Start of Working data
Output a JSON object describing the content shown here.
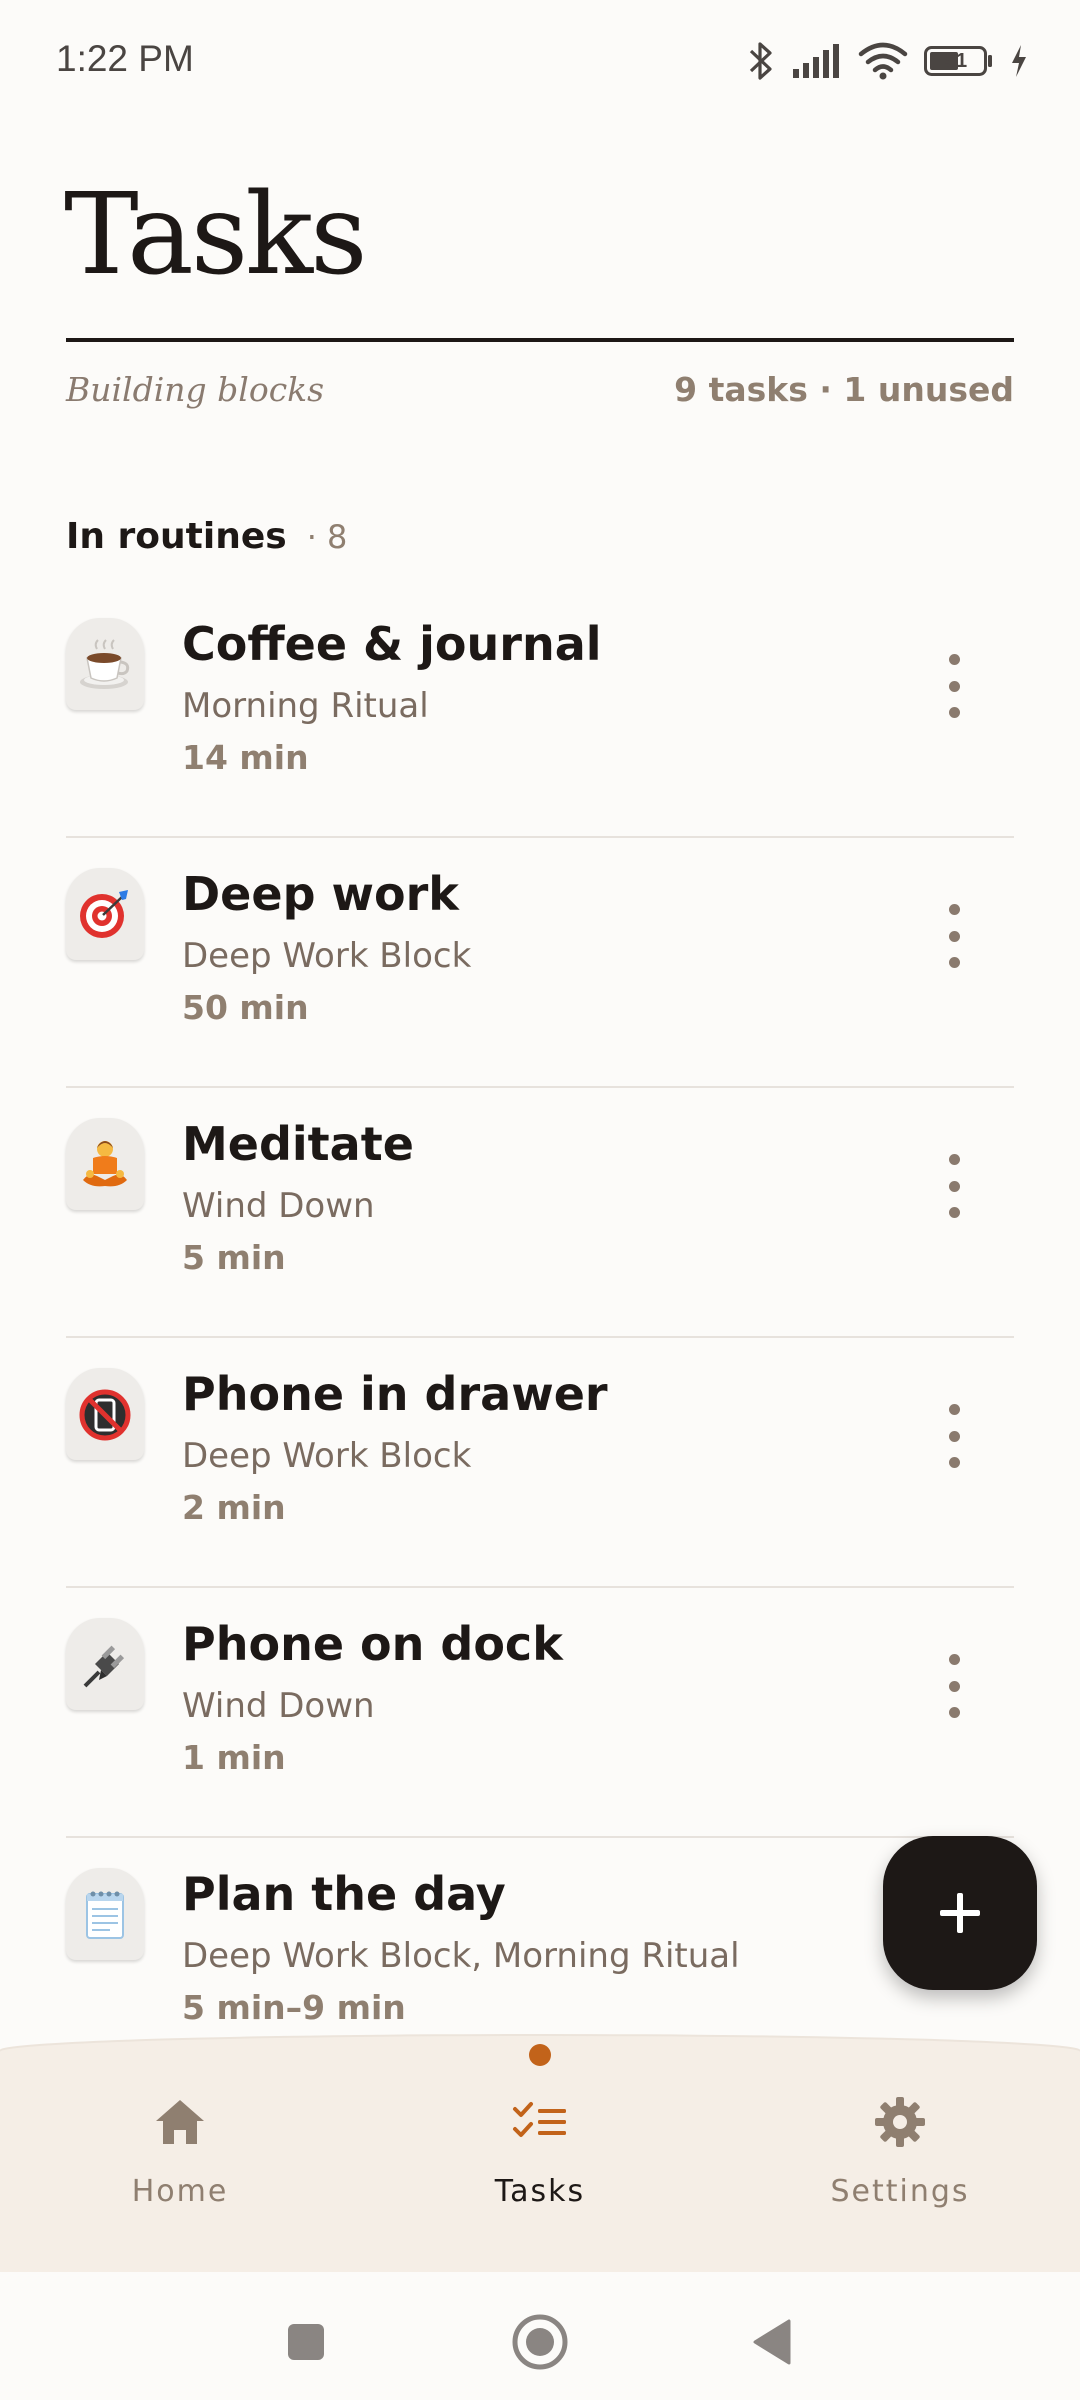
{
  "status_bar": {
    "time": "1:22 PM",
    "battery_level": "51"
  },
  "header": {
    "title": "Tasks",
    "subtitle": "Building blocks",
    "summary": "9 tasks · 1 unused"
  },
  "section": {
    "title": "In routines",
    "count": "· 8"
  },
  "tasks": [
    {
      "name": "Coffee & journal",
      "routine": "Morning Ritual",
      "duration": "14 min",
      "icon": "coffee-icon"
    },
    {
      "name": "Deep work",
      "routine": "Deep Work Block",
      "duration": "50 min",
      "icon": "target-icon"
    },
    {
      "name": "Meditate",
      "routine": "Wind Down",
      "duration": "5 min",
      "icon": "meditation-icon"
    },
    {
      "name": "Phone in drawer",
      "routine": "Deep Work Block",
      "duration": "2 min",
      "icon": "no-phone-icon"
    },
    {
      "name": "Phone on dock",
      "routine": "Wind Down",
      "duration": "1 min",
      "icon": "plug-icon"
    },
    {
      "name": "Plan the day",
      "routine": "Deep Work Block, Morning Ritual",
      "duration": "5 min–9 min",
      "icon": "notepad-icon"
    }
  ],
  "nav": {
    "home": "Home",
    "tasks": "Tasks",
    "settings": "Settings",
    "active": "tasks"
  },
  "colors": {
    "background": "#FCFBF9",
    "text": "#1D1816",
    "muted": "#8F7F70",
    "accent": "#C2631A",
    "nav_background": "#F5EEE6"
  }
}
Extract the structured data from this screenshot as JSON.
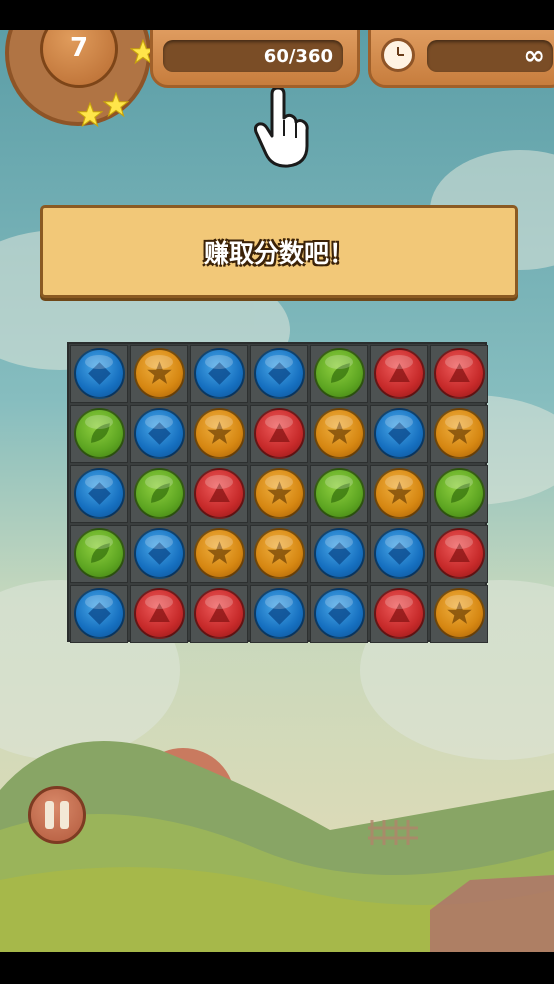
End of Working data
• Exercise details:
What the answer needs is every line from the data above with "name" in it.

• Exercise answer:
      "name": "Coffee & journal",
      "name": "Deep work",
      "name": "Meditate",
      "name": "Phone in drawer",
      "name": "Phone on dock",
      "name": "Plan the day",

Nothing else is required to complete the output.